Rosetta Space Probe Lander scientific experiments
The lander carries nine experiments with a total mass of 21kg, as well as a drill to take samples of the comet.
COSAC (cometary sampling and composition experiment) is one of two evolved gas analysers. It detects and identifies complex organic molecules from their elemental and molecular composition.
MODULUS PTOLEMY is another evolved gas analyser, which obtains accurate measurements of isotopic ratios of light elements.
MUPUS (multipurpose sensors for surface and subsurface science) uses sensors on the lander's anchor, probe and exterior to measure the density, thermal and mechanical properties of the surface.
ROMAP (Rosetta lander magnetometer and plasma monitor) is a magnetometer and plasma monitor for studying the local magnetic field and the comet / solar-wind interaction.
SESAME (surface electrical, seismic and acoustic monitoring experiments) comprises three instruments for measuring properties of the comet's outer layers: the cometary acoustic sounding surface experiment measures the way in which sound travels through the surface; the permittivity probe investigates its electrical characteristics; and the dust impact monitor measures dust falling back to the surface.
APXS (alpha X-ray spectrometer) will be lowered to within 4cm of the ground, where it will detect alpha particles and X-rays, which provide information on the elemental composition of the comet's surface.

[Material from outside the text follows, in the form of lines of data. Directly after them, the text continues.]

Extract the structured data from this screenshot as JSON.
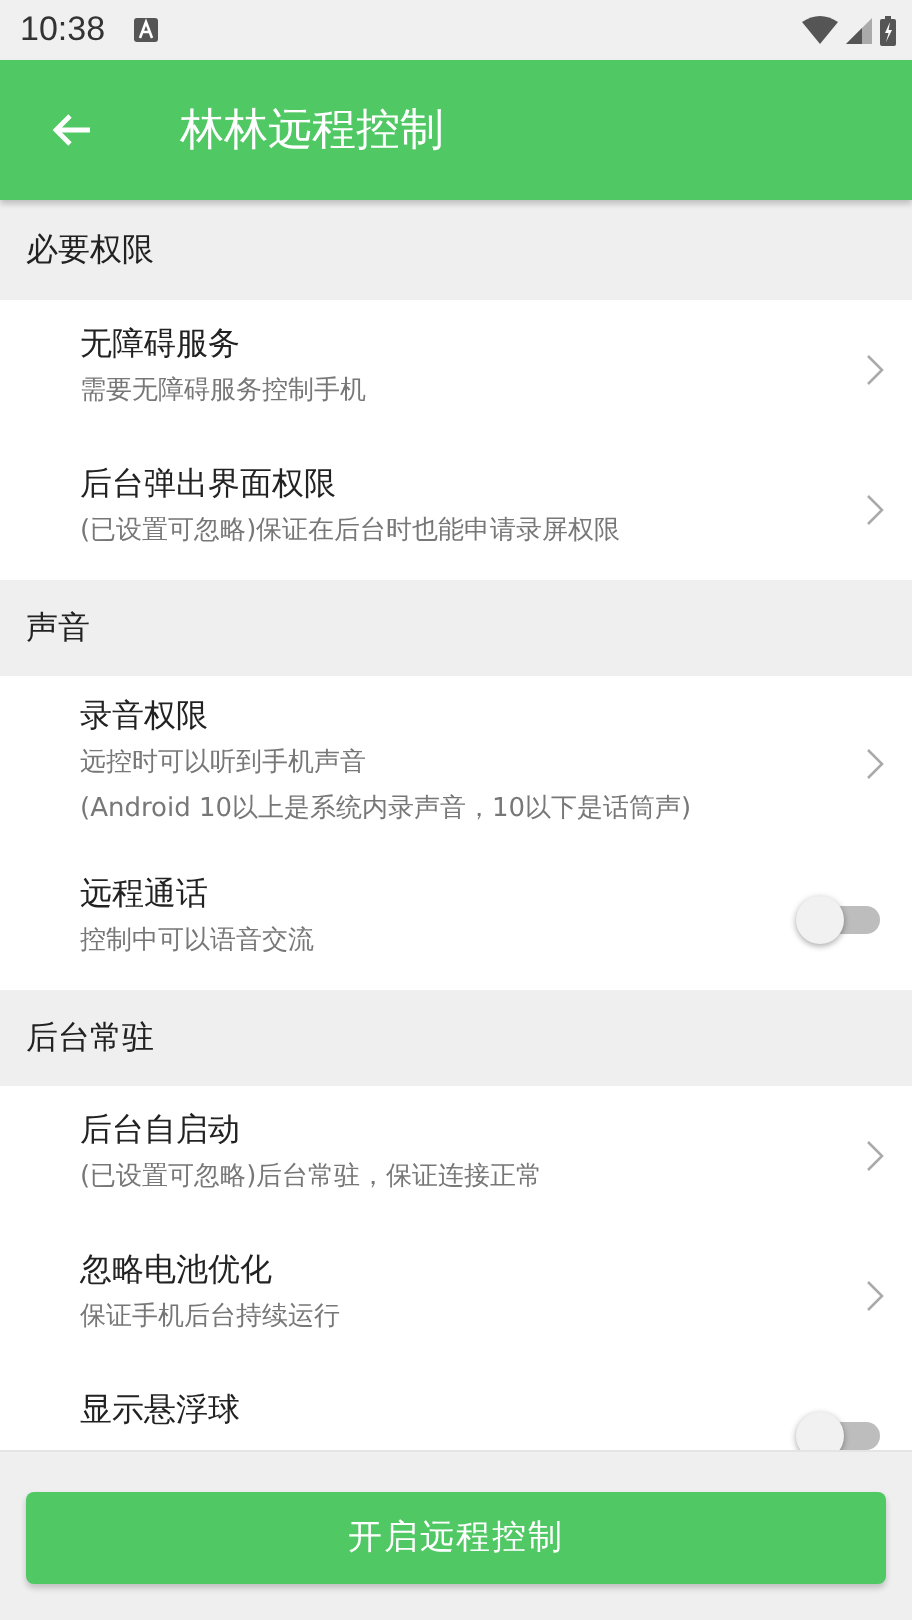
{
  "status_bar": {
    "time": "10:38"
  },
  "app_bar": {
    "title": "林林远程控制"
  },
  "sections": [
    {
      "title": "必要权限",
      "items": [
        {
          "kind": "link",
          "title": "无障碍服务",
          "lines": [
            "需要无障碍服务控制手机"
          ]
        },
        {
          "kind": "link",
          "title": "后台弹出界面权限",
          "lines": [
            "(已设置可忽略)保证在后台时也能申请录屏权限"
          ]
        }
      ]
    },
    {
      "title": "声音",
      "items": [
        {
          "kind": "link",
          "title": "录音权限",
          "lines": [
            "远控时可以听到手机声音",
            "(Android 10以上是系统内录声音，10以下是话筒声)"
          ]
        },
        {
          "kind": "switch",
          "title": "远程通话",
          "lines": [
            "控制中可以语音交流"
          ],
          "on": false
        }
      ]
    },
    {
      "title": "后台常驻",
      "items": [
        {
          "kind": "link",
          "title": "后台自启动",
          "lines": [
            "(已设置可忽略)后台常驻，保证连接正常"
          ]
        },
        {
          "kind": "link",
          "title": "忽略电池优化",
          "lines": [
            "保证手机后台持续运行"
          ]
        },
        {
          "kind": "switch",
          "title": "显示悬浮球",
          "on": false
        }
      ]
    }
  ],
  "action_button": {
    "label": "开启远程控制"
  }
}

CONSERT (comet nucleus sounding experiment by radiowave transmission) probes the internal structure of the nucleus. Radio waves from the CONSERT experiment on the orbiter travel through the nucleus and are returned by a transponder on the lander.
ÇIVA comprises six identical micro-cameras to take panoramic pictures of the surface. A spectrometer studies the composition, texture and albedo (reflectivity) of samples collected from the surface.

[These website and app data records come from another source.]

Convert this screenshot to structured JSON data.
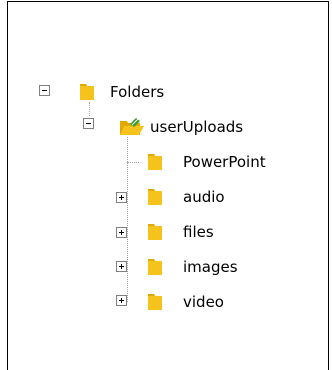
{
  "tree": {
    "root": {
      "label": "Folders",
      "expanded": true,
      "icon": "folder-icon",
      "children": [
        {
          "label": "userUploads",
          "expanded": true,
          "icon": "folder-open-icon",
          "children": [
            {
              "label": "PowerPoint",
              "expandable": false,
              "icon": "folder-icon"
            },
            {
              "label": "audio",
              "expandable": true,
              "expanded": false,
              "icon": "folder-icon"
            },
            {
              "label": "files",
              "expandable": true,
              "expanded": false,
              "icon": "folder-icon"
            },
            {
              "label": "images",
              "expandable": true,
              "expanded": false,
              "icon": "folder-icon"
            },
            {
              "label": "video",
              "expandable": true,
              "expanded": false,
              "icon": "folder-icon"
            }
          ]
        }
      ]
    }
  },
  "colors": {
    "folder_yellow": "#f6c21c",
    "folder_shadow": "#e0a800",
    "open_folder_green": "#3a9a2a"
  }
}
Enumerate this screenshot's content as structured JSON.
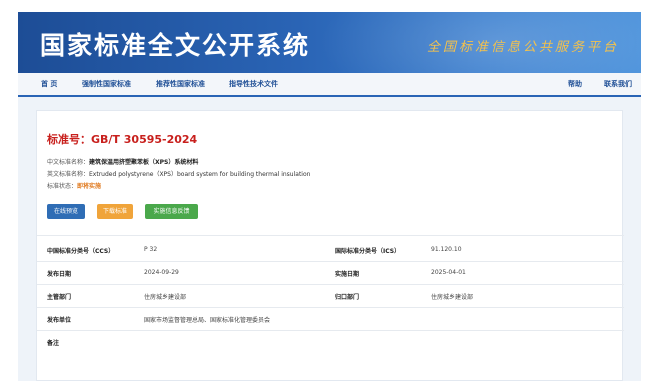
{
  "header": {
    "title": "国家标准全文公开系统",
    "slogan": "全国标准信息公共服务平台"
  },
  "nav": {
    "items": [
      "首 页",
      "强制性国家标准",
      "推荐性国家标准",
      "指导性技术文件"
    ],
    "help": "帮助",
    "contact": "联系我们"
  },
  "standard": {
    "number_label": "标准号：",
    "number": "GB/T 30595-2024",
    "cn_name_label": "中文标准名称：",
    "cn_name": "建筑保温用挤塑聚苯板（XPS）系统材料",
    "en_name_label": "英文标准名称：",
    "en_name": "Extruded polystyrene（XPS）board system for building thermal insulation",
    "status_label": "标准状态：",
    "status": "即将实施"
  },
  "buttons": {
    "preview": "在线预览",
    "download": "下载标准",
    "feedback": "实施信息反馈"
  },
  "details": {
    "ccs_label": "中国标准分类号（CCS）",
    "ccs": "P 32",
    "ics_label": "国际标准分类号（ICS）",
    "ics": "91.120.10",
    "publish_label": "发布日期",
    "publish_date": "2024-09-29",
    "implement_label": "实施日期",
    "implement_date": "2025-04-01",
    "dept_label": "主管部门",
    "dept": "住房城乡建设部",
    "centralized_label": "归口部门",
    "centralized": "住房城乡建设部",
    "issuer_label": "发布单位",
    "issuer": "国家市场监督管理总局、国家标准化管理委员会",
    "remark_label": "备注",
    "remark": ""
  }
}
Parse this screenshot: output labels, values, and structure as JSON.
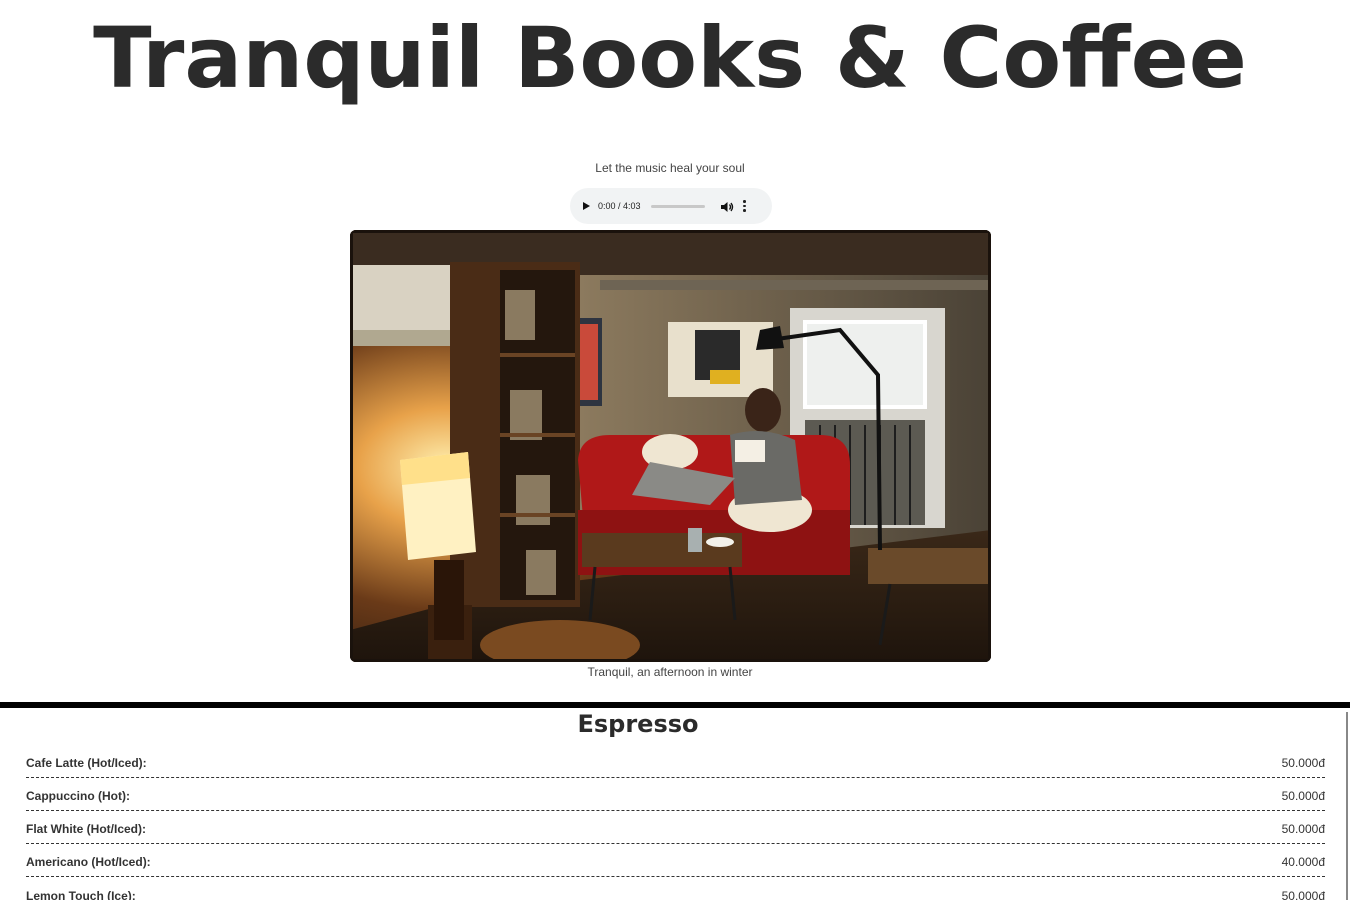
{
  "header": {
    "title": "Tranquil Books & Coffee"
  },
  "player": {
    "tagline": "Let the music heal your soul",
    "time": "0:00 / 4:03",
    "progress": 0,
    "icons": [
      "play-icon",
      "volume-icon",
      "more-options-icon"
    ]
  },
  "photo": {
    "caption": "Tranquil, an afternoon in winter"
  },
  "menu": {
    "section_title": "Espresso",
    "items": [
      {
        "name": "Cafe Latte (Hot/Iced):",
        "price": "50.000đ"
      },
      {
        "name": "Cappuccino (Hot):",
        "price": "50.000đ"
      },
      {
        "name": "Flat White (Hot/Iced):",
        "price": "50.000đ"
      },
      {
        "name": "Americano (Hot/Iced):",
        "price": "40.000đ"
      },
      {
        "name": "Lemon Touch (Ice):",
        "price": "50.000đ"
      }
    ]
  }
}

ROLIS (Rosetta lander imaging system) is a CCD camera to obtain high-resolution images during descent and stereo panoramic images of areas sampled by other instruments.
SD2 (sample and distribution device) drills more than 20cm into the surface, collects samples and delivers them to different ovens or for microscope inspection.
Rosetta's industrial team involves more than 50 contractors from 14 European countries, Canada and the US. The prime spacecraft contractor is Astrium Germany. Major subcontractors include Astrium UK (spacecraft platform), Astrium France (spacecraft avionics) and Alenia Spazio (assembly, integration and verification).